Detrimental consequences

This issue can’t just be swept under the rug. Change in the workplace is inevitable and unavoidable, driving home just how important it is to put change fatigue mitigation policies in place.

Some of the potential consequences of ignoring these issues, according to Boomer, include the erosion of trust, hurting an employer’s ability to drive strategy.

“Those working within the HR function are not immune to change fatigue. When HR staff lack ownership over what change looks like for them or their team, it can similarly harm their performance and wellbeing,” he said.

“In recent years, Gartner data highlighted the continued decline in the willingness of HR employees to support organisational change. This will only sink further if organisations don’t address poor employee perceptions of change efforts, starting with the HR team.”

How can we overcome this?

Mitigating these issues begins with allocating the right resources to combat them. Unfortunately, in the current economic climate, where money counts, this may require some sacrifice.

Boomer said: “The starting point for any organisation looking to bolster the role of HR in overcoming business challenges is with the budget. Appropriately funding HR for value optimisation requires sponsoring the right technology and resourcing. This means HR can effectively separate transactional and strategic work while providing the flexibility to shift approaches when priorities change.”

“A shared accountability model between HR and stakeholders is also important. In this model, HR intentionally sets a clear understanding of roles and responsibilities for employees and managers to play in their own success in meeting their needs related to people processes. When carried out effectively, organisations are not only more productive, but they also experience improved governance and reduced risk.”

He added: “Lastly, many HR leaders have shared that they are struggling under the weight of their own output and are victims of their own success. Getting stakeholders from outside of the HR function to actively participate in the decision process to determine which portfolios should be acted on and those they are willing to forgo can focus HR staff on the truly important and avoid wasted effort on pet projects and ‘nice-to-haves’.”

Beyond the bottom line, supporting the individuals through times of change fatigue is equally important. Proactivity reigns supreme and must be promoted throughout all stages of change.

Before undertaking any new program of change, it’s important to identify which HR employees will be most affected by additional tasks or responsibilities. Also, the different stakeholders that need to be managed and any new skills that need to be developed. The impact of this change can be predicted by assessing the volume and scale of past experiences along with the anticipated effects of the planned initiatives,” Boomer said.

“To prevent change fatigue, HR leaders must take steps to embed proactive rest into workflows and to promote the use of co-created implementation plans to provide HR teams with a sense of control over their role in the project. However, this approach will only work if the concept of ‘rest’ and asking for support is normalised within the organisation. Management must lead by example to make it clear that rest and recovery lead to better performance.”

“Employees also need the opportunity to voice their ideas, feelings and opinions.
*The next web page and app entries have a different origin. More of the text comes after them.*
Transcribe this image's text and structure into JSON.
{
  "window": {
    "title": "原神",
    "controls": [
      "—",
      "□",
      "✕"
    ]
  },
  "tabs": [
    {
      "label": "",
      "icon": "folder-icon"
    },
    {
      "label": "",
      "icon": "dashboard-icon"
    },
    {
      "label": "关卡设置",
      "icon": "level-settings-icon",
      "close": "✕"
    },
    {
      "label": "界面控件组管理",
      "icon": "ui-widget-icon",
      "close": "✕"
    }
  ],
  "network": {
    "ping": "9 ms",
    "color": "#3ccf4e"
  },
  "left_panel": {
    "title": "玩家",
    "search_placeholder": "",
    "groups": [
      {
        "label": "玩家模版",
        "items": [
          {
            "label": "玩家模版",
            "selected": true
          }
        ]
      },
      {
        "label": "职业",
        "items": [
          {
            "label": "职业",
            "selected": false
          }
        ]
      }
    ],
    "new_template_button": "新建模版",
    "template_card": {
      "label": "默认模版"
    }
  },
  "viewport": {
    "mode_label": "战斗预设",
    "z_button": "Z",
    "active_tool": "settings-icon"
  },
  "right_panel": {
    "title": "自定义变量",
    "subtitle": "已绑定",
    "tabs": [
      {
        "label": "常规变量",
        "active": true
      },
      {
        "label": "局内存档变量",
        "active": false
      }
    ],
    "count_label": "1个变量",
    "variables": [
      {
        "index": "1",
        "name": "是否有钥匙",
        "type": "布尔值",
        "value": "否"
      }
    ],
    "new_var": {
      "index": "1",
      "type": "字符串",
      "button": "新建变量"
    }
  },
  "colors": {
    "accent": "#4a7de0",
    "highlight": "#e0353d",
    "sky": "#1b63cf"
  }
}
Change reaction workshops along with periodic check-ins to consult on progress are a useful tactic to uncover resistance, fatigue or when something is just not working and needs to be addressed.”
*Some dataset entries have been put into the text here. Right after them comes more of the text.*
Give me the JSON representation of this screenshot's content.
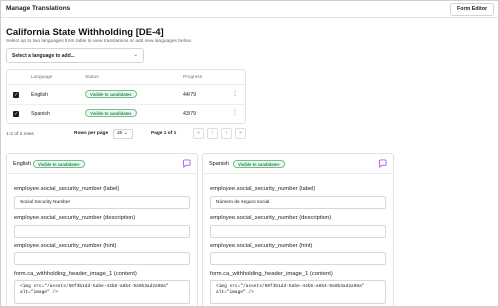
{
  "app": {
    "title": "Manage Translations",
    "form_editor_label": "Form Editor"
  },
  "page": {
    "title": "California State Withholding [DE-4]",
    "subtitle": "Select up to two languages from table to view translations or add new languages below."
  },
  "language_select": {
    "placeholder": "Select a language to add...",
    "icon": "chevron-up-down-icon"
  },
  "table": {
    "headers": {
      "language": "Language",
      "status": "Status",
      "progress": "Progress"
    },
    "rows": [
      {
        "language": "English",
        "status": "Visible to candidates",
        "progress": "44/79",
        "checked": true
      },
      {
        "language": "Spanish",
        "status": "Visible to candidates",
        "progress": "43/79",
        "checked": true
      }
    ]
  },
  "pagination": {
    "count": "1-2 of 2 rows",
    "rows_per_page_label": "Rows per page",
    "rows_per_page_value": "20",
    "page_of": "Page 1 of 1",
    "first": "«",
    "prev": "‹",
    "next": "›",
    "last": "»"
  },
  "panels": [
    {
      "language": "English",
      "status": "Visible to candidates",
      "fields": {
        "label_key": "employee.social_security_number (label)",
        "label_value": "Social Security Number",
        "description_key": "employee.social_security_number (description)",
        "description_value": "",
        "hint_key": "employee.social_security_number (hint)",
        "hint_value": "",
        "content_key": "form.ca_withholding_header_image_1 (content)",
        "content_value": "<img src=\"/assets/50f3b1dd-5abe-44b6-a8b4-9a9b3ad2a98a\" alt=\"image\" />"
      }
    },
    {
      "language": "Spanish",
      "status": "Visible to candidates",
      "fields": {
        "label_key": "employee.social_security_number (label)",
        "label_value": "Número de seguro social",
        "description_key": "employee.social_security_number (description)",
        "description_value": "",
        "hint_key": "employee.social_security_number (hint)",
        "hint_value": "",
        "content_key": "form.ca_withholding_header_image_1 (content)",
        "content_value": "<img src=\"/assets/50f3b1dd-5abe-44b6-a8b4-9a9b3ad2a98a\" alt=\"image\" />"
      }
    }
  ],
  "colors": {
    "badge_border": "#6fc08c",
    "badge_text": "#27894c",
    "chat_icon": "#a855f7"
  }
}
Change management

Change management is the process of guiding workers through a change by monitoring its effect on their output, morale, and other stakeholders is part of the change. This can be carried out constantly or on a set schedule, such as weekly, monthly, or yearly.


Training is the process of enhancing a worker's knowledge and abilities to do a certain profession. It aims to enhance trainees' work behaviour and performance on the job.

Jack Campbell

Jack Campbell

Jack is the editor at HR Leader.